Photos taken, we set off the next day for the winery, located 2 hours driving from the vineyard.  Here we were at the production site of Al-Ahram Beverages Company, a place at the forefront of technology, where a centrifuge – helping to clarify musts – is standing near three presses outdoors. This was the first centrifuge we encountered on our African trip.
Besides the 60,000 HL of wine produced every year, they also distill neutral alcohol for vodka on a large-scale. Sebastian Boudry, who welcomed us, told us that the grapes, which are manually harvested from late June (for the first whites) until the end of August, are transported to the winery in refrigerated trucks; a necessity due to the heat !

And when the full tanks are rapidly cooled with chilled water in closed loop systems to reduce the temperature of the grapes – it creates a cellar straight out of the mist that shows us its beauty.
The cellar is wonderful and a tour lead to an invitation to taste the wines.
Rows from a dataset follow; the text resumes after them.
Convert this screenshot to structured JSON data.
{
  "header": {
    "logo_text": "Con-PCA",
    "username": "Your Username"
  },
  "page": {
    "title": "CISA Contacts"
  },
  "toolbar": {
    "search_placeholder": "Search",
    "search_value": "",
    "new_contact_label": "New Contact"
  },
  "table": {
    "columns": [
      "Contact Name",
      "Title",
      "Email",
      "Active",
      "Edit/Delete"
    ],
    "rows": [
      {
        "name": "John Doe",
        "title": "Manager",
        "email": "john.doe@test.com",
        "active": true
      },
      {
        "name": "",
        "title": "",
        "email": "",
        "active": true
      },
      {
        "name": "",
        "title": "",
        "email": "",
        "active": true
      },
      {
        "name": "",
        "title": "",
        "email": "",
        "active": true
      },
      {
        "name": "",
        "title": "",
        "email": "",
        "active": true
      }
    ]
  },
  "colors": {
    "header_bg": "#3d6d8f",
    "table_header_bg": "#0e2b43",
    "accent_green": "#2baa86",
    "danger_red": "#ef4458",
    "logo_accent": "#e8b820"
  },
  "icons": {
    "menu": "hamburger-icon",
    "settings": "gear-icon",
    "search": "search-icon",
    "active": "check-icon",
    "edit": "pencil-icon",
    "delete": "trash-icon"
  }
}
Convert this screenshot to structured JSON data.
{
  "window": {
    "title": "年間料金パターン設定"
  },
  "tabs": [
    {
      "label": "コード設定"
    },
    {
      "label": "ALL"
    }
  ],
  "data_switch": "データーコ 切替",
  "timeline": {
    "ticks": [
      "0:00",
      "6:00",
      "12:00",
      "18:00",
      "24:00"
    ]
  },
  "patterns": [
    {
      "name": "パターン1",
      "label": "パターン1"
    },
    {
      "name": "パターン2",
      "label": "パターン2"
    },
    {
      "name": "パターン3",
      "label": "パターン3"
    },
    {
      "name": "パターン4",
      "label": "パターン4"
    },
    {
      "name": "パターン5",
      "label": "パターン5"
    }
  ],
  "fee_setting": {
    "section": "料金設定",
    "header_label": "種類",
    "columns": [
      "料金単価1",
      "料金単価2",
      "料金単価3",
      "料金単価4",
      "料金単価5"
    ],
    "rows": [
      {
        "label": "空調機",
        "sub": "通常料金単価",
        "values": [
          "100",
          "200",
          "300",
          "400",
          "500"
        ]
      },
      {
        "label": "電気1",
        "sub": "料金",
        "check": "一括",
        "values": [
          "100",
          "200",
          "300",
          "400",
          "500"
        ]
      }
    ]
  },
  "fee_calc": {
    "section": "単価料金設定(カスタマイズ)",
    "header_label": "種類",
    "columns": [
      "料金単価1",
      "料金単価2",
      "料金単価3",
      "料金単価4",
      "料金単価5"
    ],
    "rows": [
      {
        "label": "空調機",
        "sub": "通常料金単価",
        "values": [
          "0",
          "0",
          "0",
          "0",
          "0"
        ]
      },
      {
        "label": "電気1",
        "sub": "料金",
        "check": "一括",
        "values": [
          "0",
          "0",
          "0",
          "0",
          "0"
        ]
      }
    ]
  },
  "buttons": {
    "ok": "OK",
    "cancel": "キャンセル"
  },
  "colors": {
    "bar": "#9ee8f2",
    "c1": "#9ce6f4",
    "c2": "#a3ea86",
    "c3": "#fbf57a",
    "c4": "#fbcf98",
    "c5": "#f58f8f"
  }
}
But before serious work commenced, we shared  a delicious meal with our hosts. Vegetables, spicy rice, chickpeas cream, marinated beef… perfect to gain strength before tasting the wines.

Tasting of Gianaclis Wines’ range

In addition to the Domaine de Gianaclis wines, the winery also produce wines from imported grapes from South Africa, France and Lebanon.**
We focused our tasting on wines “made in Egypt.”

Valmont Rosé NM a sparkling wine made from Tempranillo and Sangiovese. Fresh and pleasant on the palate with aromas of strawberry and redcurrant.
Domaine de Gianaclis, Ayam blanc 2012, a white blend of Viognier, Chardonnay and Sauvignon Blanc. Nose of exotic fruit, dominated by notes of white fruit. Egyptian premium white wine.
Domaine de Gianaclis, Ayam rouge 2011, a red blend of Cabernet Sauvignon, Syrah and Carignan. Nose a bit closed. Nice spices on the nose with a touch of earth. Round mouth with elegant tannins and blackcurrant flavours.
Omar Kayyam rouge 2013, 100% Bobal (red grape variety widely used in Spain), with a nose of plum and cherry, soft tannins on the palate and a nice freshness.

10_EGYPTHE_Panorama sans titre1_EDT
Tourism, the engine in the sale of wine

Close to the Red Sea, El Gouna is the area where we found the second Egyptian winery, EgyBev Wadi. 75 hectares of vineyards owned by a passionate André Hadji-Thomas, with its lovely organic cuvée, Les Jardins du Nil. It represents about 15% of the country’s production.
Tourism – with the lure of foreign currencies – remains the bulk of Egyptian wine sales and proclamations of principle on the prohibition of wine does not overshadow the production thereof, although alcohol remains a sensitive subject in Egypt.

So here are a few Explorer’s suggestions : go for a walk in the souk in Cairo, breathe leather, spices and shisha smells. Sip a coffee at El-Fishawy, one of the oldest cafes in the city and probably the most famous in the Arab world. Lose yourself in the desert, in the middle of the pyramids. Egypt is an inviting country for traveling and will always be one of the most brilliant civilizations in History.



* The phenolics components in wine, especially anthocyanins and tannins, originates from the solid parts of the grape (seeds and skins). They have many properties : anthocyanins are responsible for wine color and tannins are responsible for taste properties that give wine its characteristic astringency.
** For more information: http://gianacliswines.com